Did you catch that last part? Nearly 9 out of every 10 people who buy under the guise of “90-days-same-as-cash” default on their payments and that new Bedroom suite becomes more debt. If you don’t believe me, just try to buy something and tell the clerk, “I waited for 90 days before coming in to buy, cause you claim that 90 days is the same as cash. I want my ______ (you fill in the blank) FREE!”

Some stores make lots of money by preying off people’s willingness to buy these “deals.” Don’t allow that into your life! And don’t allow friends to get hooked either. We should start a campaign with the slogan “friends don’t let friends fall for 90-days-same-as-cash”!
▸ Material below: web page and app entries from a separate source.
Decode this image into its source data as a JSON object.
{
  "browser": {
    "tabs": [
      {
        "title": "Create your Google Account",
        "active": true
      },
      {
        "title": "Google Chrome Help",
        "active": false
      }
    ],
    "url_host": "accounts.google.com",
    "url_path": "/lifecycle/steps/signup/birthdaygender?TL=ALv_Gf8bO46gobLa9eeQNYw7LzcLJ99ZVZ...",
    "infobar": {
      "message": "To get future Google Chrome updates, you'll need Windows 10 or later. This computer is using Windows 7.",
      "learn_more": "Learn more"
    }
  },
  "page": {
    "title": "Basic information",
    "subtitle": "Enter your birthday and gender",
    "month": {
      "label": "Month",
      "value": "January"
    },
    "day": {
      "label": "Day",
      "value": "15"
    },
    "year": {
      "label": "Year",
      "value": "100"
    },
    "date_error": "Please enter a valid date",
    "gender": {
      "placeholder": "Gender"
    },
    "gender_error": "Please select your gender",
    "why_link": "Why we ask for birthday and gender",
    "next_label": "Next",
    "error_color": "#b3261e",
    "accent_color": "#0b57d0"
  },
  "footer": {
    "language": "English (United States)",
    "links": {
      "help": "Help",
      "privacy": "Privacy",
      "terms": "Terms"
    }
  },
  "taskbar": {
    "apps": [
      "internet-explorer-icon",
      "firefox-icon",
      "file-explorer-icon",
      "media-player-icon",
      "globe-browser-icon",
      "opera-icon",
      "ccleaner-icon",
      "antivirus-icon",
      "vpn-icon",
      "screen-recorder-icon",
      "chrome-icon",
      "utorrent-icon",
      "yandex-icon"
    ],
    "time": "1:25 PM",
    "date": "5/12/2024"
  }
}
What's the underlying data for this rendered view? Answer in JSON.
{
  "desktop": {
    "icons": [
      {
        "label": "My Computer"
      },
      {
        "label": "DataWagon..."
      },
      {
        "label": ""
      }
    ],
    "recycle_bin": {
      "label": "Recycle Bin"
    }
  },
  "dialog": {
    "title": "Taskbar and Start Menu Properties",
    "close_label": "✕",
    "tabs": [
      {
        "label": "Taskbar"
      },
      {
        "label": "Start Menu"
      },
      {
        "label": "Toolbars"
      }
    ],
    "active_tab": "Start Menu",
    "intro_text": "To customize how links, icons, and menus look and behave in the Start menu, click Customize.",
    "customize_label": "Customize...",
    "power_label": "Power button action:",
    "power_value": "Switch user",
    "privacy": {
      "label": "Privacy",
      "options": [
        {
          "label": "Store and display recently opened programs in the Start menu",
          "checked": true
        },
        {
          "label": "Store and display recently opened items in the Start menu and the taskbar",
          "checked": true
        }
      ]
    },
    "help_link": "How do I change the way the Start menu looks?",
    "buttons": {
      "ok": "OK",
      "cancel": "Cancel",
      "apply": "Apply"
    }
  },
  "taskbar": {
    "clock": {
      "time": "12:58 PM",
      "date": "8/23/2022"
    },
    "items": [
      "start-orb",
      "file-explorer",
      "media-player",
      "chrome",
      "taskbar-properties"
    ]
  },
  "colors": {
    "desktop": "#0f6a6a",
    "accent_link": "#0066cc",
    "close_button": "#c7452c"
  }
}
Here’s a new way to purchase: save money, pay for something with cash, and be done with it. If it’s a big purchase, wait 24 hours and consult your spouse/friend/pastor/boss before buying. That will keep you from impulse buying and paying stupid tax.

What would happen if we paid for stuff when we bought it? Debt would almost disappear. Can you imagine?

It’s just one of the conversations you need to have.

 

debtI’ve counseled with several couples and individuals about their financial picture. For some, their picture is more like a microdot! Bad choices in the past are having the ill effects in their current situation, and they can’t even begin to think of their future.

I just went home for lunch and happened to turn on the TV to check out the local news while home. There, on the local news program, was a financial guy saying what I’ve said for years and what Dave Ramsey has said for decades about dealing with debt. Start with the smaller ones and attack them with a vengeance, then use that payment to attack the next debt and so on until you’re debt free!

Most of the people I‘ve talked with don’t have anything in savings, nor are they putting anything away for their retirement. That’s NOT a good plan. They’re not even thinking about their future needs, let alone their wants.

A while back now, my wife and I took a cruise to Alaska. Are we rich? Do we have wealthy parents? NO to both questions. Here’s what we did – we saved up for it and paid as we had the money. Then we saved a bit more and took cash on the trip. Imagine that.

Start today, begin putting some of your hard-earned money to work for you. Even if it’s what you would say is a small amount – it can build over time. And if it’s in an interest-bearing account, it will grow even faster.

So don’t think it’s too late or you’re too old. You can begin saving for that “rainy day” or that “bucket list item” today! So don’t give up, start. You’ll be glad you did.